Italians invented ice cream about 500 years ago. Traditional ice-cream is frozen cream, flavoured with fruit and vanilla and sweetened. Real ice-cream is made from full-cream milk, cream and other ingredients. The label on the container will indicate if it is made only from dairy fat or if plant fats have been added to reduce the production costs.
Ghee is Indian cooking butter. It is butter that has been heated and strained to remove almost all the water.
Dairy products are versatile and can be part of any meal or snack during the day. It is recommended that three servings of dairy are consumed every day. It is also important to remember that milk and other dairy products are kept in a refrigerator and cooled to below 5°C.
Some examples of a single serving are:
- 1 glass or cup of maas / drinking yoghurt (250 ml)
- 2 tubs of 100 ml each yoghurt (200 ml)
- 2 slices of your favourite cheese (40 g)
You can include dairy in your daily diet by:
- topping crumpets or French toast with your favourite yoghurt or cream cheese
- choosing flavoured milk as a recovery drink after sport
- drinking a fruit smoothie made from yoghurt and fresh fruit
- adding milk to your cereal or porridge
- eating yoghurt as a snack between meals
- mixing a teaspoon of coffee and a teaspoon of hot chocolate into a cup of hot or cold milk for a homemade mocha coffee
- adding cheese to a sandwich
- choosing maas, milk, flavoured milk or drinking yoghurt as a beverage
Try and make the following smoothie at home for fun.
- 1 medium Banana
- 125 ml Mixed berries
- 2 Tbl Peanut butter
- 125 ml Vanilla yoghurt
- Approx. 90 ml Milk
Blend banana and berries to a pulp.
Add peanut butter and yoghurt, blend.

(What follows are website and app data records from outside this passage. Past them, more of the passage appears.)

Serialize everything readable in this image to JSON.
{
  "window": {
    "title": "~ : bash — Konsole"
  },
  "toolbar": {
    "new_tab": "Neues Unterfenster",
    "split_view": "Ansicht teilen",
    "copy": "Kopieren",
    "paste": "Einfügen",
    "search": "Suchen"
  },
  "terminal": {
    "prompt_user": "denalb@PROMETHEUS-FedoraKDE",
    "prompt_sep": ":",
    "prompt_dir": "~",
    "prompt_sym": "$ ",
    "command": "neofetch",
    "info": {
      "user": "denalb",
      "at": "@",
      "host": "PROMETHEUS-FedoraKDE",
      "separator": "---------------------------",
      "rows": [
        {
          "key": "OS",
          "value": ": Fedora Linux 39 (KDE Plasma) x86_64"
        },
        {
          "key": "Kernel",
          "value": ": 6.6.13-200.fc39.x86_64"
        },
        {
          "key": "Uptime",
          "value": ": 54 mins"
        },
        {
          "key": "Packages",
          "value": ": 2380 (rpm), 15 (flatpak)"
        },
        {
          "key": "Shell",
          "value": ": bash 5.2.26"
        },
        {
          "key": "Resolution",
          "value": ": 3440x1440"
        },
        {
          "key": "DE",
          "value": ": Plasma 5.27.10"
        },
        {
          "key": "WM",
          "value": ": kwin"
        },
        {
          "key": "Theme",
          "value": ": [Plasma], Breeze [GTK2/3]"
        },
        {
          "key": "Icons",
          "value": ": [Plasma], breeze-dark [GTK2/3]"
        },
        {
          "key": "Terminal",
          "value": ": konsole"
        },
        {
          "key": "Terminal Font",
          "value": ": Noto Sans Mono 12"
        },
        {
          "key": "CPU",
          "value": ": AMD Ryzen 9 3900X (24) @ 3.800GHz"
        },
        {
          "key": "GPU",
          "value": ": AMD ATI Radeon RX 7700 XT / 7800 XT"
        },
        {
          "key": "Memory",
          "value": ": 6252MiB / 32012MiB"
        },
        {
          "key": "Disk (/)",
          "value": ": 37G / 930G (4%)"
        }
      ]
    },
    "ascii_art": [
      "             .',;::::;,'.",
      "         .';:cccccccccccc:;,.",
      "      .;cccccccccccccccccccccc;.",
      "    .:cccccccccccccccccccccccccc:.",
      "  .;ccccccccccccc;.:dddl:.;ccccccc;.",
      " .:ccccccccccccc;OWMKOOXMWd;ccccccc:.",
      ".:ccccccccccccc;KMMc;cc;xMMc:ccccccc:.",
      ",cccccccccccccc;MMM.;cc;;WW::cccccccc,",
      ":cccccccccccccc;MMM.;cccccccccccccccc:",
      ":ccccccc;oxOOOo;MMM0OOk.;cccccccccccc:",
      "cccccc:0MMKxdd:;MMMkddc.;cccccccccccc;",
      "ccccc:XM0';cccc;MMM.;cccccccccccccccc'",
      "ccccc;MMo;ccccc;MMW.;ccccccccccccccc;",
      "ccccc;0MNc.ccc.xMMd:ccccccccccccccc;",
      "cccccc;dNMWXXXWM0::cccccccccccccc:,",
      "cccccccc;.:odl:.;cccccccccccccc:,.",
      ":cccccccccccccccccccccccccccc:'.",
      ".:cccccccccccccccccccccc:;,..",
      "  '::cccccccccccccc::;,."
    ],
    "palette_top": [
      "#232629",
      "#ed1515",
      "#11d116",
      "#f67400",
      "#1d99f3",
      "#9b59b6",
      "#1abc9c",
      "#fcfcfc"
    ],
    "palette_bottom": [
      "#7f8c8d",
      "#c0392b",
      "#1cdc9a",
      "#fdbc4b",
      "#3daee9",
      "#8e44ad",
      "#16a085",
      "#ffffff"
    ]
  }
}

Add milk to meet desired consistency.
Tip: Freeze banana and berries the night before for a different textured smoothie.